Changing this is close to impossible, you would not only have to manually update the users, the users_roles, all user field tables, all references to users (like node and comment author, entity reference fields, and so on) but you would also have to reset the global sequences table for db_next_id(), which could break other places in Drupal if they've been using db_next_id() and are relying on it to be unique.
So, no, you can't.
While updating the user id is not recommended, for arguments sake, you could reset the user id column in the database.
This is with the caveat that you must also update all referencing tables that use that user id so that those tables also use the new user id value - to maintain "referential integrity". Otherwise, if you do not update all the related user ids, you will corrupt and mixup private user data
For example, the
users_roles, file_managed, node, node_revision and other tables...
To match the users with the new uid, you could make an export first of user id to email address. Then you can make another export later and cross-reference the uid from the mail address - to check the new user id match. Keep in mind email address isn't strictly unique in drupal by default.
SELECT uid, mail FROM users;
Backup the users table first.
Then you could do something terrible like:
ALTER TABLE users DROP COLUMN uid; ALTER TABLE users ADD uid INT(11) NOT NULL AUTO_INCREMENT PRIMARY KEY FIRST;
That will obliterate and regenerate the users uid column.
UPDATE: As clarified by Berdir, curiously the user id field is not an autoincrement field in Drupal 7 by default. So, you may need to remove the autoincrement property after the UID sequence is recreated and convert to normal int with:
ALTER TABLE users MODIFY uid int(10) unsigned;
Note: you will need to regenerate the anonymous user account with:
INSERT INTO users (name, pass, mail, theme, signature, language, init, timezone) values ('', '', '', '', '', '', '', ''); UPDATE users SET uid = 0 WHERE name = '';
If you just want to hide the uid field value, you could instead try a user alias module like:
It always amuses me when some people arrogantly state that "it cannot be done" and "should not be done" without fully understanding what they are talking about.
Changing a user's UID CAN be done and sometimes SHOULD be done. In my case, while migrating a database, its state became inconsistent because of a user's UID not matching its content. And instead of changing UIDs in thousands of nodes, it was much easier to change it on a users table.
Fixing it with drush was pretty easy:
drush sqlq "update users set uid=4 where uid=6"
Might have to do the same with the
users_roles table as well, and other tables depending on modules that impact the users tables (eg. access control, etc.)
If you're not fixing consistency issues, you should have a very good reason for changing an UID and know what you are doing, or you may leave your database in an inconsistent state.
The fact that UID auto-increments and Batch API auto-increments are shared is a shortcoming. For one project I am developing, I am considering adding a serial field and attach it to the User profile. This way I will have logical incremental & consecutive reference to site's users.

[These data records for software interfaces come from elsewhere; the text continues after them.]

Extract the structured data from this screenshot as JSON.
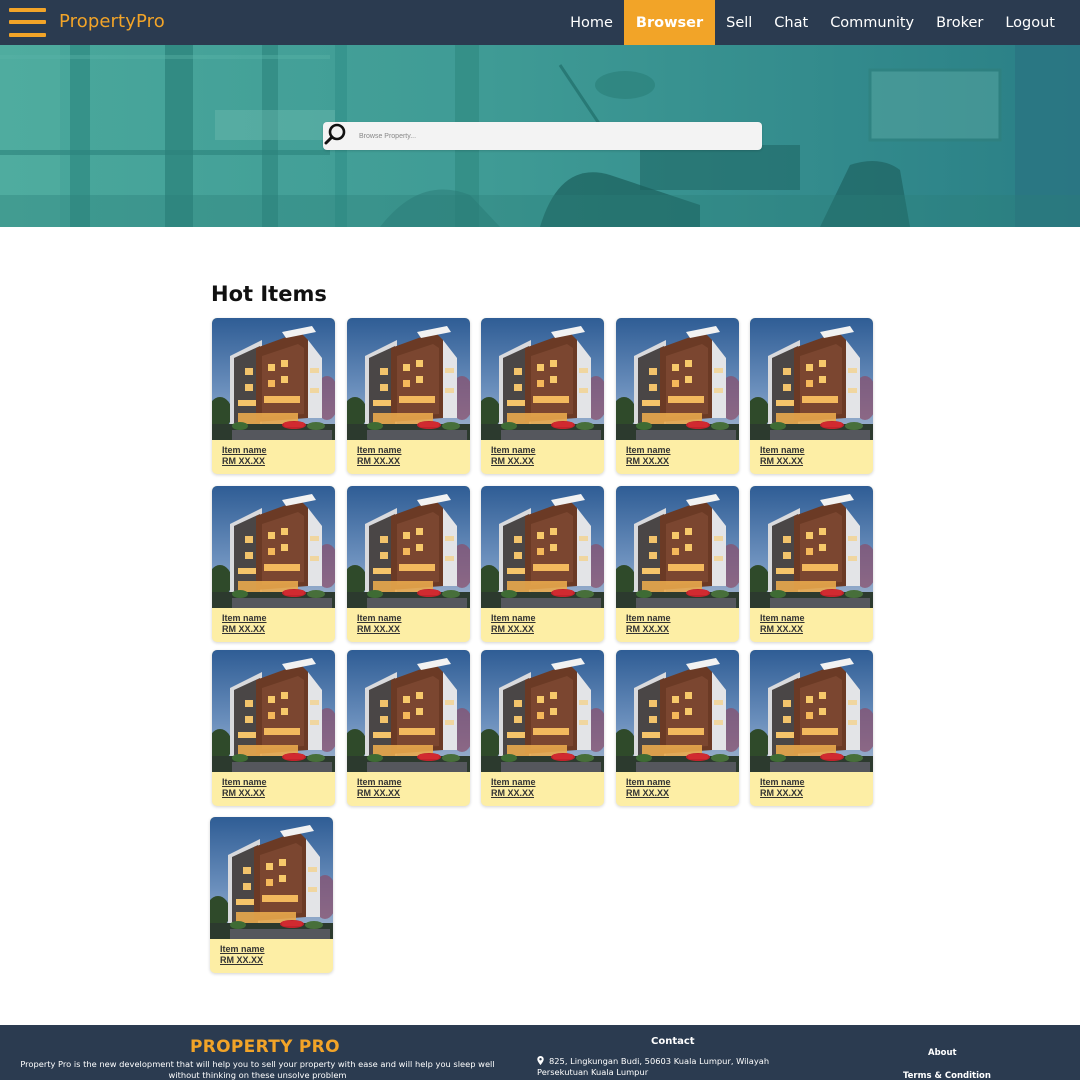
{
  "nav": {
    "brand": "PropertyPro",
    "links": [
      {
        "label": "Home",
        "active": false
      },
      {
        "label": "Browser",
        "active": true
      },
      {
        "label": "Sell",
        "active": false
      },
      {
        "label": "Chat",
        "active": false
      },
      {
        "label": "Community",
        "active": false
      },
      {
        "label": "Broker",
        "active": false
      },
      {
        "label": "Logout",
        "active": false
      }
    ]
  },
  "search": {
    "placeholder": "Browse Property...",
    "icon": "search-icon"
  },
  "hot_items": {
    "title": "Hot Items",
    "items": [
      {
        "name": "Item name",
        "price": "RM XX.XX"
      },
      {
        "name": "Item name",
        "price": "RM XX.XX"
      },
      {
        "name": "Item name",
        "price": "RM XX.XX"
      },
      {
        "name": "Item name",
        "price": "RM XX.XX"
      },
      {
        "name": "Item name",
        "price": "RM XX.XX"
      },
      {
        "name": "Item name",
        "price": "RM XX.XX"
      },
      {
        "name": "Item name",
        "price": "RM XX.XX"
      },
      {
        "name": "Item name",
        "price": "RM XX.XX"
      },
      {
        "name": "Item name",
        "price": "RM XX.XX"
      },
      {
        "name": "Item name",
        "price": "RM XX.XX"
      },
      {
        "name": "Item name",
        "price": "RM XX.XX"
      },
      {
        "name": "Item name",
        "price": "RM XX.XX"
      },
      {
        "name": "Item name",
        "price": "RM XX.XX"
      },
      {
        "name": "Item name",
        "price": "RM XX.XX"
      },
      {
        "name": "Item name",
        "price": "RM XX.XX"
      },
      {
        "name": "Item name",
        "price": "RM XX.XX"
      }
    ]
  },
  "footer": {
    "title": "PROPERTY PRO",
    "description": "Property Pro is the new development that will help you to sell your property with ease and will help you sleep well without thinking on these unsolve problem",
    "contact_title": "Contact",
    "address": "825, Lingkungan Budi, 50603 Kuala Lumpur, Wilayah Persekutuan Kuala Lumpur",
    "about": "About",
    "terms": "Terms & Condition"
  },
  "colors": {
    "navbar": "#2b3b50",
    "accent": "#f2a428",
    "card": "#fdeea5",
    "hero": "#3c9690"
  }
}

I have just had a jump from user id 14 to 1123 without deleting any user, only due to the shared auto-increments.